Website and app data records
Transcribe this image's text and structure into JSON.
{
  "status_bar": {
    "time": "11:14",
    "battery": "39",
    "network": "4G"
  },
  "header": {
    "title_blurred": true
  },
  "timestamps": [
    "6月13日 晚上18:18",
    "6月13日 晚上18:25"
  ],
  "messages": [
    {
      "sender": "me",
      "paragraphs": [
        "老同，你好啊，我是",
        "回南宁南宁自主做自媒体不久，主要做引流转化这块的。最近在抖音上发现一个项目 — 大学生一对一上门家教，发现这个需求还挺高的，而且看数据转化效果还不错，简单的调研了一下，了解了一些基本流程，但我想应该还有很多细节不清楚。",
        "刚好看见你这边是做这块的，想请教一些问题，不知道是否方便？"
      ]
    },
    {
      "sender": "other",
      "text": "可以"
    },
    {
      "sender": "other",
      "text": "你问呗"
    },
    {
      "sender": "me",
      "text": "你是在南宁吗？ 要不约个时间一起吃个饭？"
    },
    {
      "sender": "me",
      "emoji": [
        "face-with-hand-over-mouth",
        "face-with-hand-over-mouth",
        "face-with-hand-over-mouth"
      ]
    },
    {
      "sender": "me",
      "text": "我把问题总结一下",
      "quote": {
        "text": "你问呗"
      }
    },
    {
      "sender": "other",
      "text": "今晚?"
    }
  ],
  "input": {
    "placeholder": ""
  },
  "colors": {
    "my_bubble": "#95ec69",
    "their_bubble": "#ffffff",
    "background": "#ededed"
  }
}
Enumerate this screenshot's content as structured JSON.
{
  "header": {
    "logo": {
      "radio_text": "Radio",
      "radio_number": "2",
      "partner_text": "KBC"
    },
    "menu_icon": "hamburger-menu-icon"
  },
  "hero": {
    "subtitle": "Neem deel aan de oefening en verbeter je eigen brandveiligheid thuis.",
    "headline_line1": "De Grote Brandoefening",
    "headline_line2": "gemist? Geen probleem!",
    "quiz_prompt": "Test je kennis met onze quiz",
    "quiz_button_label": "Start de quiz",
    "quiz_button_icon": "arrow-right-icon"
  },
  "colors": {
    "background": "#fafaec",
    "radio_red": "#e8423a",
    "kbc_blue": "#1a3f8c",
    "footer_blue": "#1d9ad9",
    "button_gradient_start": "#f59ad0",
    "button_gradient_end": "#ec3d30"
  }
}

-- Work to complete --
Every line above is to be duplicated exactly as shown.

-- Response below --
Transcribe this image's text and structure into JSON.
{
  "status_bar": {
    "time": "11:14",
    "battery": "39",
    "network": "4G"
  },
  "header": {
    "title_blurred": true
  },
  "timestamps": [
    "6月13日 晚上18:18",
    "6月13日 晚上18:25"
  ],
  "messages": [
    {
      "sender": "me",
      "paragraphs": [
        "老同，你好啊，我是",
        "回南宁南宁自主做自媒体不久，主要做引流转化这块的。最近在抖音上发现一个项目 — 大学生一对一上门家教，发现这个需求还挺高的，而且看数据转化效果还不错，简单的调研了一下，了解了一些基本流程，但我想应该还有很多细节不清楚。",
        "刚好看见你这边是做这块的，想请教一些问题，不知道是否方便？"
      ]
    },
    {
      "sender": "other",
      "text": "可以"
    },
    {
      "sender": "other",
      "text": "你问呗"
    },
    {
      "sender": "me",
      "text": "你是在南宁吗？ 要不约个时间一起吃个饭？"
    },
    {
      "sender": "me",
      "emoji": [
        "face-with-hand-over-mouth",
        "face-with-hand-over-mouth",
        "face-with-hand-over-mouth"
      ]
    },
    {
      "sender": "me",
      "text": "我把问题总结一下",
      "quote": {
        "text": "你问呗"
      }
    },
    {
      "sender": "other",
      "text": "今晚?"
    }
  ],
  "input": {
    "placeholder": ""
  },
  "colors": {
    "my_bubble": "#95ec69",
    "their_bubble": "#ffffff",
    "background": "#ededed"
  }
}
Enumerate this screenshot's content as structured JSON.
{
  "header": {
    "logo": {
      "radio_text": "Radio",
      "radio_number": "2",
      "partner_text": "KBC"
    },
    "menu_icon": "hamburger-menu-icon"
  },
  "hero": {
    "subtitle": "Neem deel aan de oefening en verbeter je eigen brandveiligheid thuis.",
    "headline_line1": "De Grote Brandoefening",
    "headline_line2": "gemist? Geen probleem!",
    "quiz_prompt": "Test je kennis met onze quiz",
    "quiz_button_label": "Start de quiz",
    "quiz_button_icon": "arrow-right-icon"
  },
  "colors": {
    "background": "#fafaec",
    "radio_red": "#e8423a",
    "kbc_blue": "#1a3f8c",
    "footer_blue": "#1d9ad9",
    "button_gradient_start": "#f59ad0",
    "button_gradient_end": "#ec3d30"
  }
}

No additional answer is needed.